Instead, simply wrap the entire ferret in a towel or blanket to immobilize it and keep it warm. Cover the entire body and legs, but leave the head out. In cases of fractures, the most important thing is to keep the animal quiet. If wrapping your ferret doesn’t work out, simply place it in a small pet carrier. The key is to immobilize the whole animal, and let the immobilization of the limb be handled by veterinary personnel.
Bleeding In Ferrets
Not everything gets smashed, sometimes it just gets torn. It’s fairly common for ferret owners to find a small bit of blood in a common area, with no obvious source or cause. Ferret skin is very tough and difficult to puncture, which is a good thing if you have ever seen two newly introduced ferrets square off! In my experience, spot bleeding is rarely life-threatening. Toenails are a common source of bleeding. They often get torn on wire cages or trimmed too close. Only rarely does this warrant a vet visit, and most bleeding can be handled easily with a styptic pencil or, even better, styptic powder. There is a slight sting when applied, so be forewarned. If this material isn’t available, drag a close-clipped nail across a wet bar of soap to stop the bleeding.

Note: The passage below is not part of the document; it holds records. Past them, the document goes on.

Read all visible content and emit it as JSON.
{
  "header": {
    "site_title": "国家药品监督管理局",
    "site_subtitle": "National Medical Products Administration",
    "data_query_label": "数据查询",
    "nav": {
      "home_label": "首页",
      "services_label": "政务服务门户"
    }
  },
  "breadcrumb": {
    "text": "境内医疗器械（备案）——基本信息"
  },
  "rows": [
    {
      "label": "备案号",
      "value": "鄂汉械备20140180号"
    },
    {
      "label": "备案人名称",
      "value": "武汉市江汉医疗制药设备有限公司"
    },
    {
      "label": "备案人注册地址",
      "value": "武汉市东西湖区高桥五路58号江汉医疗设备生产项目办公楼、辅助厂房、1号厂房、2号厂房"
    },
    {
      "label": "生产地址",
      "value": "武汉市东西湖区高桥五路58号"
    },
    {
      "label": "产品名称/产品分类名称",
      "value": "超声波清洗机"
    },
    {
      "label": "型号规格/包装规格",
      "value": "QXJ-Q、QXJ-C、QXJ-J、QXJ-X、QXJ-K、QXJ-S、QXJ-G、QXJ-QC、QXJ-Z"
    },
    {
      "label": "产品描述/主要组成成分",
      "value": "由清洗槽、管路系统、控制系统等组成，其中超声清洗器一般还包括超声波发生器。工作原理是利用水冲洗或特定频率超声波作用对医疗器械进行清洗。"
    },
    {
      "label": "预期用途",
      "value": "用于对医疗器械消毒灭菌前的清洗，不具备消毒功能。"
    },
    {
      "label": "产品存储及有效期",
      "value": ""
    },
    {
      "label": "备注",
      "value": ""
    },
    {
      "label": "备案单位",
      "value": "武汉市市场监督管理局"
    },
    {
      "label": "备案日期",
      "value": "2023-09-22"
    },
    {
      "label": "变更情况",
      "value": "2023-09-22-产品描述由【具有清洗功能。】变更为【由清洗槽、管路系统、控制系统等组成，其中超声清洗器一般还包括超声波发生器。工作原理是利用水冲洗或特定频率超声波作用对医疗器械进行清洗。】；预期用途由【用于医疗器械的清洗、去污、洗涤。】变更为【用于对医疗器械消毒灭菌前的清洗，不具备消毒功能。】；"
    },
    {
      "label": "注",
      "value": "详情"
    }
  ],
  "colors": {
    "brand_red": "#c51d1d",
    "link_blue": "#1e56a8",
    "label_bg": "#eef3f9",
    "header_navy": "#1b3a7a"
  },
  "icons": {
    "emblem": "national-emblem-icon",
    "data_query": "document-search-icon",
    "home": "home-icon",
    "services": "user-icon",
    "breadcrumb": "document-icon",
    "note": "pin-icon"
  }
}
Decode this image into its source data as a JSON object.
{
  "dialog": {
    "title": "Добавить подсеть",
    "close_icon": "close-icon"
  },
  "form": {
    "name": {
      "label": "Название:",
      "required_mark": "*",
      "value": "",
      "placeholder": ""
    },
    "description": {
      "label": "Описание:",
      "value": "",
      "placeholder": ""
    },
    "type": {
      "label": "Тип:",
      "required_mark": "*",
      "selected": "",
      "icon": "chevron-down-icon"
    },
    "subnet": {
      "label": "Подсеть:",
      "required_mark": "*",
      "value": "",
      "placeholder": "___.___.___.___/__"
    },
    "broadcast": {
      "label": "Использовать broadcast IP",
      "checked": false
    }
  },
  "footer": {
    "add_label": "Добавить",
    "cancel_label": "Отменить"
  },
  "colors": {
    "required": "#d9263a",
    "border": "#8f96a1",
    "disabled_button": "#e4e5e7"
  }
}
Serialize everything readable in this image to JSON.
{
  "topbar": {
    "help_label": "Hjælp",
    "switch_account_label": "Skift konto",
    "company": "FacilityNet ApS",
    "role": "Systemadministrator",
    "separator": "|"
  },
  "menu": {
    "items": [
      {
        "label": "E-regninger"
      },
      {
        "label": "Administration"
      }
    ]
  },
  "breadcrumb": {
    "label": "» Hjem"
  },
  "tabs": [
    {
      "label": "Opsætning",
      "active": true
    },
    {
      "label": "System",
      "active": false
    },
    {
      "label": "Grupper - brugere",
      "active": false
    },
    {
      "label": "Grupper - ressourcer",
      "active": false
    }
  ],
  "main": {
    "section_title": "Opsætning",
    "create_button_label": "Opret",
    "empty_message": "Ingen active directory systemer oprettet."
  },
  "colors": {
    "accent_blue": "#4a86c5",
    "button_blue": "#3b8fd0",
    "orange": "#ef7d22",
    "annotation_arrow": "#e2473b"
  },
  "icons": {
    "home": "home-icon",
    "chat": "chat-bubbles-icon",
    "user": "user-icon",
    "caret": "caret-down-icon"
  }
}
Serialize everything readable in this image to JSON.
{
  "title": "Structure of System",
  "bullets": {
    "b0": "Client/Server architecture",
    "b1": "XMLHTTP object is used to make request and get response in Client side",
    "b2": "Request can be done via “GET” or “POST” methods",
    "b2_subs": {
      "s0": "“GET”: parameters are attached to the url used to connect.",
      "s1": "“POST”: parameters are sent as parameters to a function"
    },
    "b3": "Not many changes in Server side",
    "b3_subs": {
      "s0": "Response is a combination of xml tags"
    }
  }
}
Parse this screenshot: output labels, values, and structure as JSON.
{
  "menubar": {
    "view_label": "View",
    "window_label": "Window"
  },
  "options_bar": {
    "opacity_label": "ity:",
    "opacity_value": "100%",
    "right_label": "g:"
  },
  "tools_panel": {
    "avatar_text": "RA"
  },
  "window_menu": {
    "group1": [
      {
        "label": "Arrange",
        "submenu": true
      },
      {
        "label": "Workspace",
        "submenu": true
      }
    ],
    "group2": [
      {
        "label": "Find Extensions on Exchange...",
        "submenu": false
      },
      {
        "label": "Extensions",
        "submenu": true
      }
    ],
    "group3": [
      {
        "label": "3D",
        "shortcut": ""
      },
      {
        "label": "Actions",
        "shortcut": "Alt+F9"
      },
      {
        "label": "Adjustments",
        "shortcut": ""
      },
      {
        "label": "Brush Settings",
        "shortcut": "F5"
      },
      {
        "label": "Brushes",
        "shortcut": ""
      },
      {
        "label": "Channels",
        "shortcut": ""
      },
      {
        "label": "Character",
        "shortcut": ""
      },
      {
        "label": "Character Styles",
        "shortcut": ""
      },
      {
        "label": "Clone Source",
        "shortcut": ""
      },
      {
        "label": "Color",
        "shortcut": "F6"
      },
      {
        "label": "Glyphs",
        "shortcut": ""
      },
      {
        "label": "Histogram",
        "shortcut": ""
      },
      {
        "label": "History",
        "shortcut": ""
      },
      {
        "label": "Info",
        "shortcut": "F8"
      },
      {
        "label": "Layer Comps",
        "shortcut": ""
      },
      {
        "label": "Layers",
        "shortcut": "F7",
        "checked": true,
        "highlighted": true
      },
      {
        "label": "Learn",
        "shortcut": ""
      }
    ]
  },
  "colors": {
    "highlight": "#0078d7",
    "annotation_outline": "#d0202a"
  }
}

Other possible sources of bleeding include a broken tooth in the mouth (common), or blood in the urine or feces (pretty uncommon). These require a trip to the vet that day.
Topical treatments for traumatic or toxic injuries are generally safe for ferrets, including antibiotic creams, sterile saline for ocular foreign bodies and baths for contact with irritant chemicals. Note that these are all topical treatments — they are not ingested, injected or otherwise administered internally. Most of these treatments are safe for a few applications, but if you wish to use them on a long-term basis, discuss this with your vet.
Heatstroke In Ferrets
Extremes in body temperature are not uncommon in ferrets and can be urgent situations. Across the United States, hyperthermia (heatstroke) is a fairly common event in the summer, especially in houses without air conditioning. Ferrets do not tolerate extremes of heat well, and temperatures as little as 80 degrees Fahrenheit may pose problems for an active ferret. Ferrets do not sweat, and they have poor heat-dissipation mechanisms. One of the first and most obvious signs of hyperthermia is panting. Ferrets don’t usually pant, even at high play. A ferret with heatstroke will become unsteady and rapidly become lethargic.
An oral thermometer is fine for taking a ferret’s temperature, and a ferret with heat problems will not resist (another clue that there’s a problem). The normal upper level of a ferret’s temperature is 102.5 degrees — anything more than 104 degrees Fahrenheit is cause for concern. Immediately place the animal in room-temperature water — not cold water, or you risk making your overheated animal hypothermic. After a few minutes, wrap the ferret in a wet towel and head for the emergency clinic. Even ferrets that look like they are doing well will require fluids and often oxygen in order to combat the circulatory effects of heatstroke. Fluids restore the circulation, and organ damage must be assessed and treated. Preventing heatstroke is easier than treating it. When you feel hot, be aware that your ferret feels very hot.